----- Data for processing -----

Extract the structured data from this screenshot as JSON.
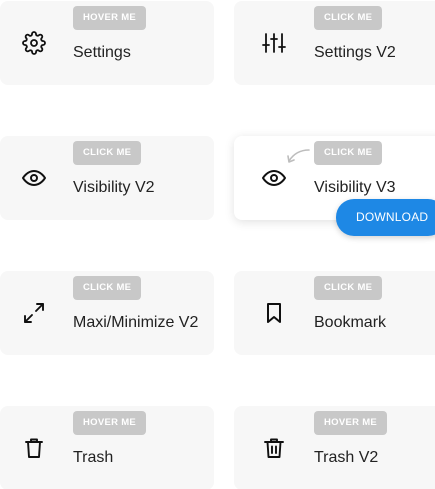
{
  "cards": [
    {
      "badge": "HOVER ME",
      "label": "Settings",
      "icon": "gear-icon"
    },
    {
      "badge": "CLICK ME",
      "label": "Settings V2",
      "icon": "sliders-icon"
    },
    {
      "badge": "CLICK ME",
      "label": "Visibility V2",
      "icon": "eye-icon"
    },
    {
      "badge": "CLICK ME",
      "label": "Visibility V3",
      "icon": "eye-icon"
    },
    {
      "badge": "CLICK ME",
      "label": "Maxi/Minimize V2",
      "icon": "expand-arrows-icon"
    },
    {
      "badge": "CLICK ME",
      "label": "Bookmark",
      "icon": "bookmark-icon"
    },
    {
      "badge": "HOVER ME",
      "label": "Trash",
      "icon": "trash-icon"
    },
    {
      "badge": "HOVER ME",
      "label": "Trash V2",
      "icon": "trash-v2-icon"
    }
  ],
  "download_button": {
    "label": "DOWNLOAD"
  },
  "colors": {
    "card_bg": "#f7f7f7",
    "badge_bg": "#c8c8c8",
    "accent": "#1e88e5",
    "text": "#222222"
  }
}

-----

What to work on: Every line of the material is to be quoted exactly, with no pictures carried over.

Task output:
Extract the structured data from this screenshot as JSON.
{
  "cards": [
    {
      "badge": "HOVER ME",
      "label": "Settings",
      "icon": "gear-icon"
    },
    {
      "badge": "CLICK ME",
      "label": "Settings V2",
      "icon": "sliders-icon"
    },
    {
      "badge": "CLICK ME",
      "label": "Visibility V2",
      "icon": "eye-icon"
    },
    {
      "badge": "CLICK ME",
      "label": "Visibility V3",
      "icon": "eye-icon"
    },
    {
      "badge": "CLICK ME",
      "label": "Maxi/Minimize V2",
      "icon": "expand-arrows-icon"
    },
    {
      "badge": "CLICK ME",
      "label": "Bookmark",
      "icon": "bookmark-icon"
    },
    {
      "badge": "HOVER ME",
      "label": "Trash",
      "icon": "trash-icon"
    },
    {
      "badge": "HOVER ME",
      "label": "Trash V2",
      "icon": "trash-v2-icon"
    }
  ],
  "download_button": {
    "label": "DOWNLOAD"
  },
  "colors": {
    "card_bg": "#f7f7f7",
    "badge_bg": "#c8c8c8",
    "accent": "#1e88e5",
    "text": "#222222"
  }
}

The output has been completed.